From the records that follow, copy every line in which "ffffff" appears.

____ DATA SHOWN

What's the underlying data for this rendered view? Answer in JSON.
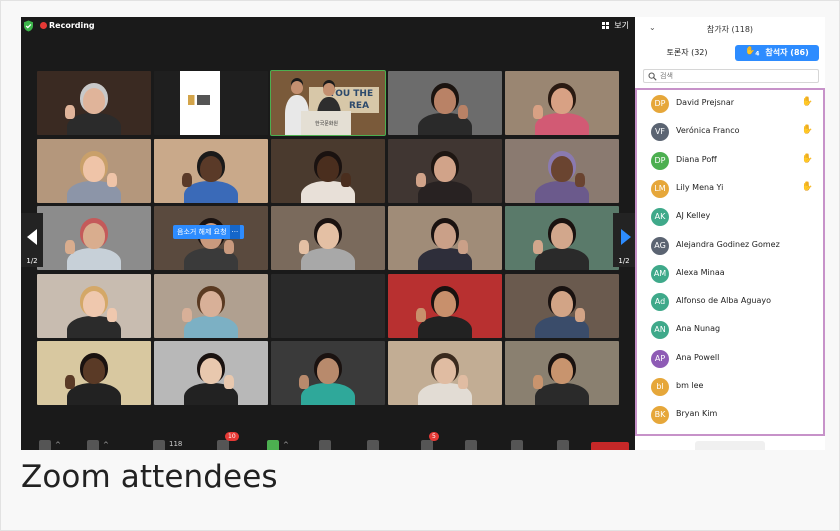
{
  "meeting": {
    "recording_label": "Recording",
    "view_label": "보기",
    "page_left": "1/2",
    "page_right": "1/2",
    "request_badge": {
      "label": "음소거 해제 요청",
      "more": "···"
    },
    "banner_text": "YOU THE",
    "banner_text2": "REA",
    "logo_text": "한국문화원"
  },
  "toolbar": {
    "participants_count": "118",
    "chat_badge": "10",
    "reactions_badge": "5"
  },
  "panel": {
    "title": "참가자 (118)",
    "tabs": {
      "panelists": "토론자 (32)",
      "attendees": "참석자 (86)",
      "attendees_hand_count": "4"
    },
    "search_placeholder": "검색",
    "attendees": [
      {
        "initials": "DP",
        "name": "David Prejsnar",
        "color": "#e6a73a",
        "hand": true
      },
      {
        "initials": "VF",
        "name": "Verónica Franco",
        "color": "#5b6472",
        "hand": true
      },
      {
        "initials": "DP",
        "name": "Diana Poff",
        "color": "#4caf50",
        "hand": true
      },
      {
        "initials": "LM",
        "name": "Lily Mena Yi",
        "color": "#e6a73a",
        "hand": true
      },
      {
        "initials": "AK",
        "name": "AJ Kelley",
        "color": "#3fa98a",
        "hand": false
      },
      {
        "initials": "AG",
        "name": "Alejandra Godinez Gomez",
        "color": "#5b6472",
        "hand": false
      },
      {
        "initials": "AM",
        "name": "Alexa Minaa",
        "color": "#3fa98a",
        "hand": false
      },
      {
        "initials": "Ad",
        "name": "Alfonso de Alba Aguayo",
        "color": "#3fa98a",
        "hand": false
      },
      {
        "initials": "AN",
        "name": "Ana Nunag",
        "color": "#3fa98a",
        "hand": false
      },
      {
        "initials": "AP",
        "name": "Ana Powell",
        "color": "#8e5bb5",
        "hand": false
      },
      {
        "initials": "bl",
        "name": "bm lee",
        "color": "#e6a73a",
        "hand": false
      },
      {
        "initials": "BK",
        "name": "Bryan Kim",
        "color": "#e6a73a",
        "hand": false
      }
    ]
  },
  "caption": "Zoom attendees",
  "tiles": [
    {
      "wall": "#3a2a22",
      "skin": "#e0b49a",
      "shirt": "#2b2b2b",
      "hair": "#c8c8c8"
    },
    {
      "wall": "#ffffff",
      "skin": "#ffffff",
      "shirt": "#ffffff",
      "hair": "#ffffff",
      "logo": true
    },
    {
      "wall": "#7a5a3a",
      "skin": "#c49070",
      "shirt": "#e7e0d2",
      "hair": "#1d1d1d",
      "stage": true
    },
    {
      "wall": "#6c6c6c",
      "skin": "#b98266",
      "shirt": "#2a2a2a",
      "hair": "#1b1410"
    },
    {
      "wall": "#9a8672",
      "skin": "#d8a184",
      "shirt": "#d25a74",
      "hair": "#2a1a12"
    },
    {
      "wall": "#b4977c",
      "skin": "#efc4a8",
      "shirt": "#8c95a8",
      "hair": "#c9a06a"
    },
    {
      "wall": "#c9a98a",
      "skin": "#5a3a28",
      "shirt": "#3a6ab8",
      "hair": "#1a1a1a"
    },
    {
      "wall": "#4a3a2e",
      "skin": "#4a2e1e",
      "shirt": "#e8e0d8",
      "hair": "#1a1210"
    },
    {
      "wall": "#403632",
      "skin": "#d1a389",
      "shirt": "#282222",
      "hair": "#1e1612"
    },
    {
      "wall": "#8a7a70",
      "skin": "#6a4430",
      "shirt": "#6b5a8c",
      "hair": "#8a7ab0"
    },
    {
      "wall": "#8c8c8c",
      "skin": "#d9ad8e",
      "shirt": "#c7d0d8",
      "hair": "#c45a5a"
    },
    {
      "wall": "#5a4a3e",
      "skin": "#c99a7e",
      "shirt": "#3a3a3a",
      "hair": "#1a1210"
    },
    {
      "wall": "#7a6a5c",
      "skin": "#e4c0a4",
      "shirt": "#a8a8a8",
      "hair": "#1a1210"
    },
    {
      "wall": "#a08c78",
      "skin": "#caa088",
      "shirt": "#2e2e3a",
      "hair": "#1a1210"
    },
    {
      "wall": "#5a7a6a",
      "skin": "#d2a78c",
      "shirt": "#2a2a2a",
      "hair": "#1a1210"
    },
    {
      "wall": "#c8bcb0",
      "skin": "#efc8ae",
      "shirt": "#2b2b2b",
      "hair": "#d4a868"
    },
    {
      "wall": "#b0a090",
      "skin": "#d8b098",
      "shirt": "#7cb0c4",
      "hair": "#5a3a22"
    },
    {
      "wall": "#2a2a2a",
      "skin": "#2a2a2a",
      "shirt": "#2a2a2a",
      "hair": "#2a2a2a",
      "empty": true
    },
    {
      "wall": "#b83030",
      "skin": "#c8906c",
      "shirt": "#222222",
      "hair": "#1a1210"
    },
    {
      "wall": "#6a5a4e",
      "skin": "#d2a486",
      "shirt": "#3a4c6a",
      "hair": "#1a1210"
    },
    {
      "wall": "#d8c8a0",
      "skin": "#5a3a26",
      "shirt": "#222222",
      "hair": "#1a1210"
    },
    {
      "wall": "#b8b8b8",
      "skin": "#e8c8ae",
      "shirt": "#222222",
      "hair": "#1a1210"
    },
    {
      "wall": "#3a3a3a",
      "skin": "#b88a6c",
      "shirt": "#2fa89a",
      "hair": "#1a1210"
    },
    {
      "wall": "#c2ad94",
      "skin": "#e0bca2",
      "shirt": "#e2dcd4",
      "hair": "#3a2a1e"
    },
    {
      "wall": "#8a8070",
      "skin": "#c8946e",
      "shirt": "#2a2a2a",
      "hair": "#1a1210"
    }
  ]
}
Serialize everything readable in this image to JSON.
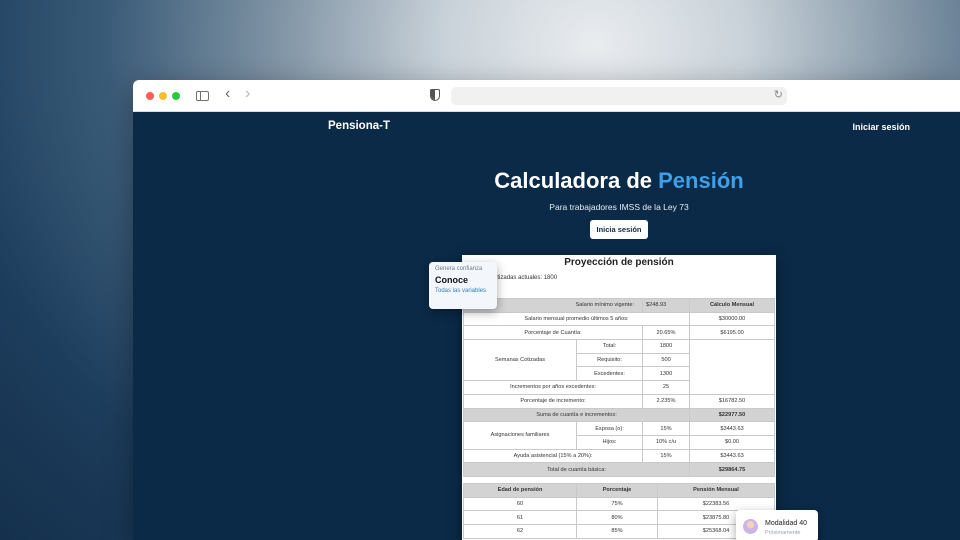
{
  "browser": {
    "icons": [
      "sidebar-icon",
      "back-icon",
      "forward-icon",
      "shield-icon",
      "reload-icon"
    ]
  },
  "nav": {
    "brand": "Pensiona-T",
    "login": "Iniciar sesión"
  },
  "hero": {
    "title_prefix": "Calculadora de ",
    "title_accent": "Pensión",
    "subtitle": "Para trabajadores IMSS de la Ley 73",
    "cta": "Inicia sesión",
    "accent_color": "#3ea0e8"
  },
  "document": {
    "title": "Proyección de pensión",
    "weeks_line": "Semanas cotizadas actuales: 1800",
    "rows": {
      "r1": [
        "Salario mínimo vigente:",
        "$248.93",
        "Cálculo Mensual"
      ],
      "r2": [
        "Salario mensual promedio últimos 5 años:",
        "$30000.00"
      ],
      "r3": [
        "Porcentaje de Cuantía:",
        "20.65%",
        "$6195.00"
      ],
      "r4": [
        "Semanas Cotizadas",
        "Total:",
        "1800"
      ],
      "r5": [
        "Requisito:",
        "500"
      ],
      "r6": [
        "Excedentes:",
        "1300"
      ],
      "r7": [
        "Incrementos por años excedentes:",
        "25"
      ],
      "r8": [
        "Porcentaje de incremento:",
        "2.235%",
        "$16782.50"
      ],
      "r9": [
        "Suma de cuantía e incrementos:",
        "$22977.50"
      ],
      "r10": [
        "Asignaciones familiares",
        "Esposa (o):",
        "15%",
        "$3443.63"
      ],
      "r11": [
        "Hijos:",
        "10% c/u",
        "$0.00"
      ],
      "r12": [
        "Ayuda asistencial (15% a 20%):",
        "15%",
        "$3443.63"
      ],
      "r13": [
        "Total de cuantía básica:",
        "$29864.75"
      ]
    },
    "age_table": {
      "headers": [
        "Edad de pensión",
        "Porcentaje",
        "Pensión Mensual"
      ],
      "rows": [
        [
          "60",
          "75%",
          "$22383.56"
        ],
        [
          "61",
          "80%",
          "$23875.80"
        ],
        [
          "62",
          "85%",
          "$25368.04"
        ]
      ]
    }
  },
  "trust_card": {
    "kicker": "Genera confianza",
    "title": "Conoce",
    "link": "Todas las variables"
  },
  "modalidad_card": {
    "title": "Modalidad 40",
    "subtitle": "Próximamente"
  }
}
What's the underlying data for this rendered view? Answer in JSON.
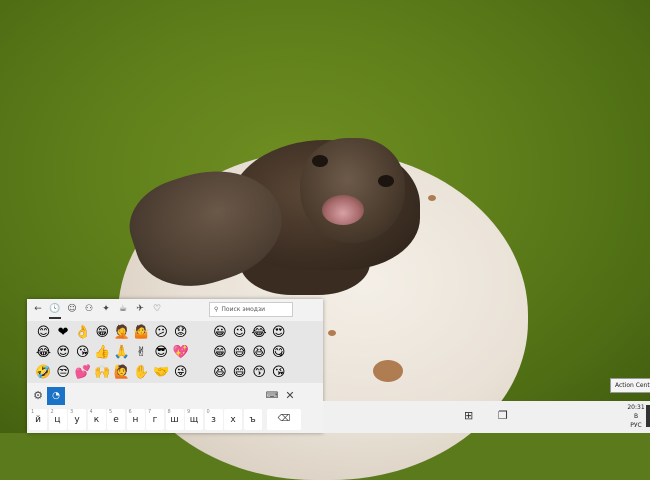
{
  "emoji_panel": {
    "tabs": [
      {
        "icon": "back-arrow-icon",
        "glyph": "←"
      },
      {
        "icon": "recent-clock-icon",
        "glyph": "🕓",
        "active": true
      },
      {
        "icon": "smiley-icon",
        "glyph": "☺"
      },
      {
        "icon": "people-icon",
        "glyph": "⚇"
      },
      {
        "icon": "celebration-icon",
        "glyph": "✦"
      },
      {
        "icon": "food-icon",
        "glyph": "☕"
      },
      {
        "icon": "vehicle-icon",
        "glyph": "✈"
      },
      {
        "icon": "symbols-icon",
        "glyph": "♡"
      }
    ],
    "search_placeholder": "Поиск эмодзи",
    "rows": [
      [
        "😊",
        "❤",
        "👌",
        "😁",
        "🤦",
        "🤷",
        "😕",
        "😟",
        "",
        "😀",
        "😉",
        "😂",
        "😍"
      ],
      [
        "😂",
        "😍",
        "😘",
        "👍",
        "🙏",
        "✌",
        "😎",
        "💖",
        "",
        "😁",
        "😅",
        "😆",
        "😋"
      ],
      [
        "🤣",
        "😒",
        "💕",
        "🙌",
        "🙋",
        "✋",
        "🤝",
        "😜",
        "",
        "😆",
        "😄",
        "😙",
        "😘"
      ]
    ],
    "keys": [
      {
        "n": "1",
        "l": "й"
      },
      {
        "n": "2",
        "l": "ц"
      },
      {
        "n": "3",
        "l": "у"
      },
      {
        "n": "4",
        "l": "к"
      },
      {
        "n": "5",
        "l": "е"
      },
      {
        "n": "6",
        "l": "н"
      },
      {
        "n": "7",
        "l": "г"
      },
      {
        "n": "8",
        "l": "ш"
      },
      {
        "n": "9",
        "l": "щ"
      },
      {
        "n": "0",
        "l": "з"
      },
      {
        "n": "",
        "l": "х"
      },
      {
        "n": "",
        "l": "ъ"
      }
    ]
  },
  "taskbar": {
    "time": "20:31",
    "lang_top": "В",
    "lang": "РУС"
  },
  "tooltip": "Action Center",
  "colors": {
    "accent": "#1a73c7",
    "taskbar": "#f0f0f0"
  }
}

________

■ SOLUTION
      "wall": "#ffffff",
      "skin": "#ffffff",
      "shirt": "#ffffff",
      "hair": "#ffffff",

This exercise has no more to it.